Technology shares will be in focus after Jobs resigned and passed the reins to his right-hand man Tim Cook, saying he could no longer fulfill his duties.

Apple shares fell 7 percent in after-hours trading Wednesday, while its stocks traded in Frankfurt were down 4.8 percent. Apple has the biggest effect on the Nasdaq 100's daily moves, as it accounted for more than 14 percent of the index at the end of trading on Wednesday, according to Reuters data.

The Labor Department releases first-time claims for jobless benefits for last week at 8:30 a.m. EDT. Economists in a Reuters survey forecast a total of 405,000 new filings compared with 408,000 in the prior week.

AT&T said on Wednesday the Federal Communications Commission had requested more information about its acquisition of T-Mobile in relation to its commitment to expand high-speed wireless services to 97 percent of all Americans.

The Obama administration is working on proposals to prop up the weak U.S. housing market and may back a plan to refinance government-backed mortgages at today's lower interest rates, the New York Times reported, citing two people briefed on the discussions.

Companies reporting results include Hormel Foods and Big Lots.

European shares rose 1 percent Thursday, extending a rally into a fourth day as speculation grew that U.S. Federal Reserve Chairman Ben Bernanke would announce stimulus measures for the struggling U.S. economy on Friday. Japan's Nikkei average rose 1.5 percent.

Bernanke was due to address central bankers at an annual symposium in Jackson Hole, Wyo. His speech last year laid the groundwork for the Fed's unprecedented $600 billion bond-buying program, known as quantitative easing or QE2, to revive a sputtering U.S. economy.

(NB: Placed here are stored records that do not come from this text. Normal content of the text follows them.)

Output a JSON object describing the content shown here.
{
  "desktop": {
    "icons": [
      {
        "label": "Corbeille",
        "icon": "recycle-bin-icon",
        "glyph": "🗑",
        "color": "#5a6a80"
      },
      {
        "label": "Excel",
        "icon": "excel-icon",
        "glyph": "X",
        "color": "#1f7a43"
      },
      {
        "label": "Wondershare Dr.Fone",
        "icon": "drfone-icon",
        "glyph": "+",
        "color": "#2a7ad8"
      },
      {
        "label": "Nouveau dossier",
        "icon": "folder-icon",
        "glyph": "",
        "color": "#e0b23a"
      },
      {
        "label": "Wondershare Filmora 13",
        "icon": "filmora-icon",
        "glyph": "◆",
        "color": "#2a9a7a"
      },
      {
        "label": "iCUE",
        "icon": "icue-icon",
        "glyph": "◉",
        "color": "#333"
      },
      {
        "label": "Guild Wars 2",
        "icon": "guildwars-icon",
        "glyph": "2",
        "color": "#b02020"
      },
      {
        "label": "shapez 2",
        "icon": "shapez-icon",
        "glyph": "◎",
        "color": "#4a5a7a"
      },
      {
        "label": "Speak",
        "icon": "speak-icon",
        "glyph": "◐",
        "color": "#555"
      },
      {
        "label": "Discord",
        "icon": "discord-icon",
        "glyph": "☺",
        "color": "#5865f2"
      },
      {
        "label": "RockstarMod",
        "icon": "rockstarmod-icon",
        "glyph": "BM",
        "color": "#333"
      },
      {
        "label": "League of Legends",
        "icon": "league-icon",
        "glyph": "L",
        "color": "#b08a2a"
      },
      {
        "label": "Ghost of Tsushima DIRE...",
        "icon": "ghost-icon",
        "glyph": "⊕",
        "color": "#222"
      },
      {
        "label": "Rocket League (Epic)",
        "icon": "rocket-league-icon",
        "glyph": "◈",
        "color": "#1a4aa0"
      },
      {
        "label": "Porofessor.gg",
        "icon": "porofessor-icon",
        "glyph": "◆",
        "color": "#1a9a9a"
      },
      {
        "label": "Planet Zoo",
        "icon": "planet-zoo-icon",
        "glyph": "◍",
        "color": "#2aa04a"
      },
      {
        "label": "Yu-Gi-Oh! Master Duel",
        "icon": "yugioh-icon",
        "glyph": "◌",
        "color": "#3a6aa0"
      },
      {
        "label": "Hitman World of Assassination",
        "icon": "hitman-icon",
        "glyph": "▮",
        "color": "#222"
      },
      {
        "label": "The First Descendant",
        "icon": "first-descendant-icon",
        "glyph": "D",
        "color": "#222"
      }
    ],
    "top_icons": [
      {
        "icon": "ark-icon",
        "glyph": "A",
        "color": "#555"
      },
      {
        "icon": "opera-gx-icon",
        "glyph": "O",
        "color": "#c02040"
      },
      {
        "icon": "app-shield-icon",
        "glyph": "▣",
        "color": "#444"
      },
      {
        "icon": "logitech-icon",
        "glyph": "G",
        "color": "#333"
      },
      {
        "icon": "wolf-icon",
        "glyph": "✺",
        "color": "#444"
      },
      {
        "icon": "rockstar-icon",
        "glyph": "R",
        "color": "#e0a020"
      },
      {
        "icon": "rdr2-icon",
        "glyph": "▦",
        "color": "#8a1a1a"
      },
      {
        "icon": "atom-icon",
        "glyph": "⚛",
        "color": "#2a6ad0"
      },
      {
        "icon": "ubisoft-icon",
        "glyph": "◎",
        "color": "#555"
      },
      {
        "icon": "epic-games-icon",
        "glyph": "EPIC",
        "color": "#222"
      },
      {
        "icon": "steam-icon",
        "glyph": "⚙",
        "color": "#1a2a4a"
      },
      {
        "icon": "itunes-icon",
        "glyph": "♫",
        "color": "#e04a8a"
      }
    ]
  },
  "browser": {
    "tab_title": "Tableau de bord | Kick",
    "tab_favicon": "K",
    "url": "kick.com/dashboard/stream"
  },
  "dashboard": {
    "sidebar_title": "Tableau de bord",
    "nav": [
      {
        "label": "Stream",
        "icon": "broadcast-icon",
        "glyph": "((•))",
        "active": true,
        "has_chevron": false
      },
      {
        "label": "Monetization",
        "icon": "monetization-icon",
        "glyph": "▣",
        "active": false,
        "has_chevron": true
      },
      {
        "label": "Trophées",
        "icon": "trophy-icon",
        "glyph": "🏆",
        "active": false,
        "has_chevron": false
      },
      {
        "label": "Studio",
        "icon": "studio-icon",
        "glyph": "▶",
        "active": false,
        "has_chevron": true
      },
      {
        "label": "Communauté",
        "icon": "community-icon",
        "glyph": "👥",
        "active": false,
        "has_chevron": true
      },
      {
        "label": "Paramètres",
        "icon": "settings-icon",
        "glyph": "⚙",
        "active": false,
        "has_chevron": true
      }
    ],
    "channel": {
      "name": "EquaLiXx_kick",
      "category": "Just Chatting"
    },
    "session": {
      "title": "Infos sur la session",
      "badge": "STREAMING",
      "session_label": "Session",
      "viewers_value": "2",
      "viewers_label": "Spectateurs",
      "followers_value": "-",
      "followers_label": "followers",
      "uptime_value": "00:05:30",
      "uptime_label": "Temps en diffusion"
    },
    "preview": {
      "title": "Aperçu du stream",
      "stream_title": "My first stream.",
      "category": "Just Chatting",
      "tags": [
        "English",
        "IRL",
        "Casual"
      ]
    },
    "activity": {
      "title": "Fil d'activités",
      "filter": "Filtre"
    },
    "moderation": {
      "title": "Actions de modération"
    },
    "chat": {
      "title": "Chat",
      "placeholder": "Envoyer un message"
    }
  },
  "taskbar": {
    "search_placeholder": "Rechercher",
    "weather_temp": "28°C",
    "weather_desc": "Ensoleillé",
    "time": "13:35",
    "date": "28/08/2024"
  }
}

U.S. stocks rallied for a second day on Wednesday. The Dow Jones industrial average shot up 143.95 points, or 1.29 percent, to end at 11,320.71. The Standard & Poor's 500 Index jumped 15.25 points, or 1.31 percent, to finish at 1,177.60. The Nasdaq Composite Index gained 21.63 points, or 0.88 percent, to close at 2,467.69.

(Reporting by Atul Prakash; Editing by Dan Lalor)